*Problem to work on*
Copy the records word for word, omitting all pictures.

*Material provided*
+--

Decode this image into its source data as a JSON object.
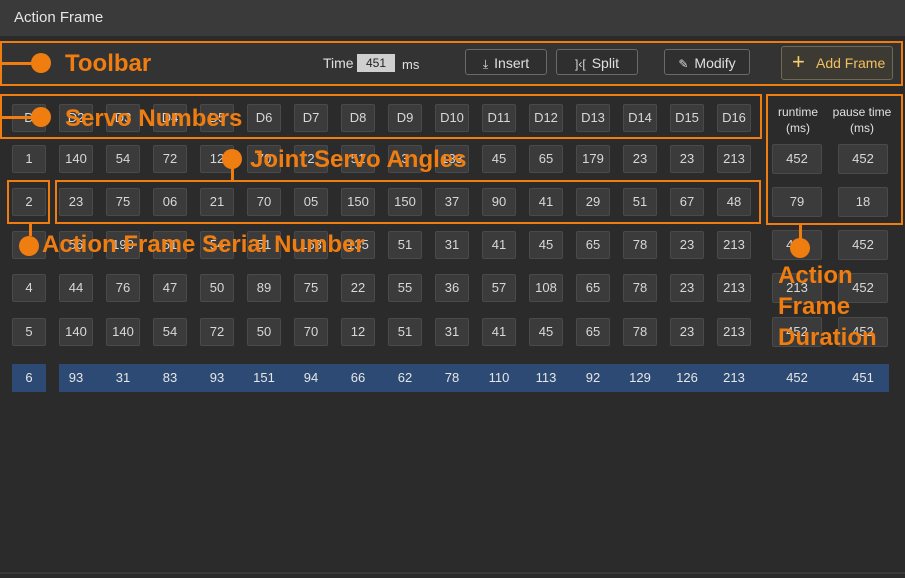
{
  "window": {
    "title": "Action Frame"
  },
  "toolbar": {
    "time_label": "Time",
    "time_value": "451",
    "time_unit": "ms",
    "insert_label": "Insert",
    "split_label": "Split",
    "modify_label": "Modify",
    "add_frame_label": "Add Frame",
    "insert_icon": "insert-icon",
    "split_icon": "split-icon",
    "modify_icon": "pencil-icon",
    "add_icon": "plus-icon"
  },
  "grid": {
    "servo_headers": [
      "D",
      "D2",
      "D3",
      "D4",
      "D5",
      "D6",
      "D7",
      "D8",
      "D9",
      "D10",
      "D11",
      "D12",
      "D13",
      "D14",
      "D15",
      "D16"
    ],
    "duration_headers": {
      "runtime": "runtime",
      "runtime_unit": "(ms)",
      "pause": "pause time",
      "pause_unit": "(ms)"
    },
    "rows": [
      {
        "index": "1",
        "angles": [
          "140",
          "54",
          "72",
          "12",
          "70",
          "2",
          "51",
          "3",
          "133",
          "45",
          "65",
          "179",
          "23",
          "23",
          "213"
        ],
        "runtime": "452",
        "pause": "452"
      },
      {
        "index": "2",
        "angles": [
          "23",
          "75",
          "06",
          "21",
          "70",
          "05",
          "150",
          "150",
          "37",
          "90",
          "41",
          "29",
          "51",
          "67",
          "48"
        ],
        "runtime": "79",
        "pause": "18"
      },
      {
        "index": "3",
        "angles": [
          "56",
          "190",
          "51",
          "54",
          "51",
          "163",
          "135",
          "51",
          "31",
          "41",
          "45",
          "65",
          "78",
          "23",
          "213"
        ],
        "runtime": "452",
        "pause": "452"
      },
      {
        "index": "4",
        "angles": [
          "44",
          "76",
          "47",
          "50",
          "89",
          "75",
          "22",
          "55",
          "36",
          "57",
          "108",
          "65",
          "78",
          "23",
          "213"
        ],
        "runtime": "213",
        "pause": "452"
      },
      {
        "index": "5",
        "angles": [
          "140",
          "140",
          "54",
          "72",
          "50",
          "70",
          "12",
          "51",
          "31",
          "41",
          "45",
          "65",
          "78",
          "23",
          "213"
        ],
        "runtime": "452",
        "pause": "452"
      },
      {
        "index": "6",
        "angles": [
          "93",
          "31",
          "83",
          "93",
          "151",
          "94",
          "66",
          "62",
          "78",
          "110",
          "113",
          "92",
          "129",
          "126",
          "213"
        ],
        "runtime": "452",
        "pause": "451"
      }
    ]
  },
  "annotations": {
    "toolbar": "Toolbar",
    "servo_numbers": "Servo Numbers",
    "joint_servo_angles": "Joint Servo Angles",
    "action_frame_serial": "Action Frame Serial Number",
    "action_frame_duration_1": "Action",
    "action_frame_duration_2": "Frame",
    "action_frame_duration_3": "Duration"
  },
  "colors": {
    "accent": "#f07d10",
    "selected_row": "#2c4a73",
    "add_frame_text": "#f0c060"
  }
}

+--

*Reply to the exercise*
Decode this image into its source data as a JSON object.
{
  "window": {
    "title": "Action Frame"
  },
  "toolbar": {
    "time_label": "Time",
    "time_value": "451",
    "time_unit": "ms",
    "insert_label": "Insert",
    "split_label": "Split",
    "modify_label": "Modify",
    "add_frame_label": "Add Frame",
    "insert_icon": "insert-icon",
    "split_icon": "split-icon",
    "modify_icon": "pencil-icon",
    "add_icon": "plus-icon"
  },
  "grid": {
    "servo_headers": [
      "D",
      "D2",
      "D3",
      "D4",
      "D5",
      "D6",
      "D7",
      "D8",
      "D9",
      "D10",
      "D11",
      "D12",
      "D13",
      "D14",
      "D15",
      "D16"
    ],
    "duration_headers": {
      "runtime": "runtime",
      "runtime_unit": "(ms)",
      "pause": "pause time",
      "pause_unit": "(ms)"
    },
    "rows": [
      {
        "index": "1",
        "angles": [
          "140",
          "54",
          "72",
          "12",
          "70",
          "2",
          "51",
          "3",
          "133",
          "45",
          "65",
          "179",
          "23",
          "23",
          "213"
        ],
        "runtime": "452",
        "pause": "452"
      },
      {
        "index": "2",
        "angles": [
          "23",
          "75",
          "06",
          "21",
          "70",
          "05",
          "150",
          "150",
          "37",
          "90",
          "41",
          "29",
          "51",
          "67",
          "48"
        ],
        "runtime": "79",
        "pause": "18"
      },
      {
        "index": "3",
        "angles": [
          "56",
          "190",
          "51",
          "54",
          "51",
          "163",
          "135",
          "51",
          "31",
          "41",
          "45",
          "65",
          "78",
          "23",
          "213"
        ],
        "runtime": "452",
        "pause": "452"
      },
      {
        "index": "4",
        "angles": [
          "44",
          "76",
          "47",
          "50",
          "89",
          "75",
          "22",
          "55",
          "36",
          "57",
          "108",
          "65",
          "78",
          "23",
          "213"
        ],
        "runtime": "213",
        "pause": "452"
      },
      {
        "index": "5",
        "angles": [
          "140",
          "140",
          "54",
          "72",
          "50",
          "70",
          "12",
          "51",
          "31",
          "41",
          "45",
          "65",
          "78",
          "23",
          "213"
        ],
        "runtime": "452",
        "pause": "452"
      },
      {
        "index": "6",
        "angles": [
          "93",
          "31",
          "83",
          "93",
          "151",
          "94",
          "66",
          "62",
          "78",
          "110",
          "113",
          "92",
          "129",
          "126",
          "213"
        ],
        "runtime": "452",
        "pause": "451"
      }
    ]
  },
  "annotations": {
    "toolbar": "Toolbar",
    "servo_numbers": "Servo Numbers",
    "joint_servo_angles": "Joint Servo Angles",
    "action_frame_serial": "Action Frame Serial Number",
    "action_frame_duration_1": "Action",
    "action_frame_duration_2": "Frame",
    "action_frame_duration_3": "Duration"
  },
  "colors": {
    "accent": "#f07d10",
    "selected_row": "#2c4a73",
    "add_frame_text": "#f0c060"
  }
}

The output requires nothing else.